By David Gee
“The world is full of magic things, patiently waiting for our senses to grow sharper.” -W.B. Yeats
Nobel Prize-winning Irish poet William Butler Yeats, one of the foremost figures of 20th-century literature, wrote those prescient words over 100 years ago. If that sentiment rang true during Victorian times, we surely find even more meaning in the words today.
This past year-and-a-half or so has provided many of us the opportunity to reflect and journey inward.
I have certainly been using the time to take inventory, connect with family in new and meaningful ways, and just try to sharpen my senses to use Yeats’ verbiage.
On my more frequent walks I try to see more and notice more, whether it be various plants lining the path, animals scurrying around me, or even the changing cloud formations high overhead.
I find my trips to the water even more restorative, as I pay closer attention to the wind and the waves and the smells and sounds, as well as the familiar and typical sights.
The power of gratitude
Recently I have developed a dialogue with a keynote speaker who averaged about 100 speeches a year during the previous decade or so.
He says that when he was grounded during the height of the pandemic, the "isolation" and respite from the road provided him with extra family time he said has been a gift. The way he explained it to me is that he has been "transformed with the power of gratitude.”
David DeSterno is a professor of psychology at Northeastern University and one of the leading experts on the social effects of gratitude. He said gratitude gives us more patience, allows us to be more honest, more fair, and gives us the ability to focus on long-term gains over short-term satisfaction.

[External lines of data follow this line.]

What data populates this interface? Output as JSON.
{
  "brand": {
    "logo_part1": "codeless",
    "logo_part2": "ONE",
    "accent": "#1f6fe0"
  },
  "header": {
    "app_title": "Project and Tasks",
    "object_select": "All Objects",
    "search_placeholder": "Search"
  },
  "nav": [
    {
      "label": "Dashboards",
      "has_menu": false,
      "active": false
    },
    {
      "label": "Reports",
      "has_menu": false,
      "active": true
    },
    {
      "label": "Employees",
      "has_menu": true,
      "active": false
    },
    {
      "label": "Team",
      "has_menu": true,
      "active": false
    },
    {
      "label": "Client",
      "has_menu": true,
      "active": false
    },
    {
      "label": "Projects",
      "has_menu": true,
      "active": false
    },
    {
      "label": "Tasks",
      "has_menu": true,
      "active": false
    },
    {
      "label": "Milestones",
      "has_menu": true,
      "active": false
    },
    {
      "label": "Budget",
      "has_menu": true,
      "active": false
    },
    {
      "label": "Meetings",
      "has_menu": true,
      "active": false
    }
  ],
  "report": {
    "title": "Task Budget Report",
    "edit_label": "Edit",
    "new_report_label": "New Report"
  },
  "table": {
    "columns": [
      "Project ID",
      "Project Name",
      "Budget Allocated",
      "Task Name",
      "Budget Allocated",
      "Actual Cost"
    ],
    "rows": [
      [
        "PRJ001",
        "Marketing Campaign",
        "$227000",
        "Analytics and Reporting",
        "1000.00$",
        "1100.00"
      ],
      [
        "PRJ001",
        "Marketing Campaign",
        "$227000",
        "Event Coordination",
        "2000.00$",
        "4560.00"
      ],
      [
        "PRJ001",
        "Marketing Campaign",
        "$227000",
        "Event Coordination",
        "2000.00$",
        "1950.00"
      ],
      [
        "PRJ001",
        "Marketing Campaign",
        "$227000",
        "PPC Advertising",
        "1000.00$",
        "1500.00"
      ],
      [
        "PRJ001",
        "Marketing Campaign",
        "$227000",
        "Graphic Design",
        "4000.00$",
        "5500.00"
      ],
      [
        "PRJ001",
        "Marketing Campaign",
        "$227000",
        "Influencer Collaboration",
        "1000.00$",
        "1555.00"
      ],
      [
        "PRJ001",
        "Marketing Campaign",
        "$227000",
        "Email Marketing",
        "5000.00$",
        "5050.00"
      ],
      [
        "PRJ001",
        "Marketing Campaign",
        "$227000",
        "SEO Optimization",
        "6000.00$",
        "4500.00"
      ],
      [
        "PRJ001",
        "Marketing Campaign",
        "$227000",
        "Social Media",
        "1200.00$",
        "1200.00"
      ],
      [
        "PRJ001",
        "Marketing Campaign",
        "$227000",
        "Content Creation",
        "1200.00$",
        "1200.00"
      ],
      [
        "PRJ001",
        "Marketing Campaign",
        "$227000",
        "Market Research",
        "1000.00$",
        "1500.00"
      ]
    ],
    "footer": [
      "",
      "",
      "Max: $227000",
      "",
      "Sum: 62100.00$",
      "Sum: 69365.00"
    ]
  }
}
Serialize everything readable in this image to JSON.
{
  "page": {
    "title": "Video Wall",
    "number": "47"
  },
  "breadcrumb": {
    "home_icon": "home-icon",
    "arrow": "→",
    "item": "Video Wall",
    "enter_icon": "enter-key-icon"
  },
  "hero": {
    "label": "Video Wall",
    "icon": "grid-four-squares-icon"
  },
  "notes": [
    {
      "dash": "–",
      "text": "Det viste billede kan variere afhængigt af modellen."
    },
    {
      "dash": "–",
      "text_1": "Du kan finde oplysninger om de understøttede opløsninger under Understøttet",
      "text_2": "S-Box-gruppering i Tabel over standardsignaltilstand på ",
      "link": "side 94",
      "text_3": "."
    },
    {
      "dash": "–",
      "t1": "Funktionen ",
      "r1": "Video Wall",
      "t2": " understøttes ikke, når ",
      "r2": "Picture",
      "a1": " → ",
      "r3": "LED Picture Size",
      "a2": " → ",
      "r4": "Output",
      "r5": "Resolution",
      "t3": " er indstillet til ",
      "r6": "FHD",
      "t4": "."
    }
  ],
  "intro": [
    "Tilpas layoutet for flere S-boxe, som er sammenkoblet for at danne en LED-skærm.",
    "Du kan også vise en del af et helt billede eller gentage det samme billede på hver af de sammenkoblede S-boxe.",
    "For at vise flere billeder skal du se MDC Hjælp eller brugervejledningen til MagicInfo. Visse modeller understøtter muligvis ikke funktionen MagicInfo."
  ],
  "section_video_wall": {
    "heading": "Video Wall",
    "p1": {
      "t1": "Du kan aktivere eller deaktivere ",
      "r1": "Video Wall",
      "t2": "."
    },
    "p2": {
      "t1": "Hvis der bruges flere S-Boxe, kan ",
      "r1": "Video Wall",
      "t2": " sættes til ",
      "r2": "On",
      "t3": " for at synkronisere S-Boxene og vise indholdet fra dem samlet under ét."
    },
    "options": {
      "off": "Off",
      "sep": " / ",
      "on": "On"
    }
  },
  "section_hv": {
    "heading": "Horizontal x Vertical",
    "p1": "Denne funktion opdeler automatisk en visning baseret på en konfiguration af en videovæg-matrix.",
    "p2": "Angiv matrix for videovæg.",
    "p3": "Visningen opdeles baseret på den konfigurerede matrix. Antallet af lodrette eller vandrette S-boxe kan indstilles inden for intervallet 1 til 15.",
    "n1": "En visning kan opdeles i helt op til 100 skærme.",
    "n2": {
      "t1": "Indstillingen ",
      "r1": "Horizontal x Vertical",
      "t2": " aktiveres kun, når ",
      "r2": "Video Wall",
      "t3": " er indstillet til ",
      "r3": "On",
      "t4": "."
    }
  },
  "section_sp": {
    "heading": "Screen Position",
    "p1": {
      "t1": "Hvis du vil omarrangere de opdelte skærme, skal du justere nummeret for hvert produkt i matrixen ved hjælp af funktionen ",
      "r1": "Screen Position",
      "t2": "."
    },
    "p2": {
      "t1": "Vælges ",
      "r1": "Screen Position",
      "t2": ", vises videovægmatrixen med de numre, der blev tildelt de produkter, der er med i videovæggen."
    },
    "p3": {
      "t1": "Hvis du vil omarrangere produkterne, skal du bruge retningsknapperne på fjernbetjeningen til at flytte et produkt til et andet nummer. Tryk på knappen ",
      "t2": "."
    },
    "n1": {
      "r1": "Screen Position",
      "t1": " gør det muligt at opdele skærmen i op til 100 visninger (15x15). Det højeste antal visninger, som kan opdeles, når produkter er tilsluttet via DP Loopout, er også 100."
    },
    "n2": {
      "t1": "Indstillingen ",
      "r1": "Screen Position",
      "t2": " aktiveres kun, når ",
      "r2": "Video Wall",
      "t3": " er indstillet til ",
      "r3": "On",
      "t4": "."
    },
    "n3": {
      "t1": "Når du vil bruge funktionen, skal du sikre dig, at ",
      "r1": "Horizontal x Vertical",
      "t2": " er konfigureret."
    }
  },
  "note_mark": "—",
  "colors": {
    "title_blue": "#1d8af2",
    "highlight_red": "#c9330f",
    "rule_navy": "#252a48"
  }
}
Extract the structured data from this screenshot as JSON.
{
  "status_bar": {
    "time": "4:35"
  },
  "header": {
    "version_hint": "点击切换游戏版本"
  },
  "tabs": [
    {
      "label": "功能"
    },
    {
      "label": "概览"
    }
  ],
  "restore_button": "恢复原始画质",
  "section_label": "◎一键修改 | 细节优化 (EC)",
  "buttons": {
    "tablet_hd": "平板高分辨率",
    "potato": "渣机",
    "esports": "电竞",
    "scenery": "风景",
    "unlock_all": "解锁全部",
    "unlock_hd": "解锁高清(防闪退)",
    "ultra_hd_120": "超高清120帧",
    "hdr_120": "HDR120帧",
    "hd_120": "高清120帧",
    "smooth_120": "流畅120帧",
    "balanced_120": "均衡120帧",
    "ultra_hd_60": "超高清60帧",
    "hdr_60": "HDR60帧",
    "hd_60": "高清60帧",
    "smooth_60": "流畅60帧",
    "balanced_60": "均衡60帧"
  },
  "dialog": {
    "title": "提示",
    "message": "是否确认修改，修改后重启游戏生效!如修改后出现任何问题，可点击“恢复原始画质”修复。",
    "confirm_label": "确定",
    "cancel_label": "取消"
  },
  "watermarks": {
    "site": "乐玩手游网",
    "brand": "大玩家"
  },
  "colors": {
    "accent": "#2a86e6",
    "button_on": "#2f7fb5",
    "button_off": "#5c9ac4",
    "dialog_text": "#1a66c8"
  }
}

However, he tells The New York Times that "gratitude must be cultivated throughout the year."
Is there anything you have noticed you have become newly grateful for? Have you navigated down any new pathways of understanding?
One of the books I have been reading lately is The Art of Living by Thich Nhat Hanh, a best-selling Vietnamese Buddhist Zen master who was once nominated for the Nobel Peace Prize.
He writes, “When we are fully established in the present moment, we know that we are alive, and that it’s a miracle to be alive. The past has gone and the future has not yet come. This is the only moment where we can be alive, and we have it!"
I hope you have some special moments ahead of you this past week and in the coming holiday weeks; sunsets that take on a new meaning, the simple pleasure of making tracks in the sand, and any other place or time where you are fully present with friends and family and grateful to be alive.
I am certainly grateful for my family, for my friends, and for the boating industry community that has shared my journey with me the past two-and-a-half years.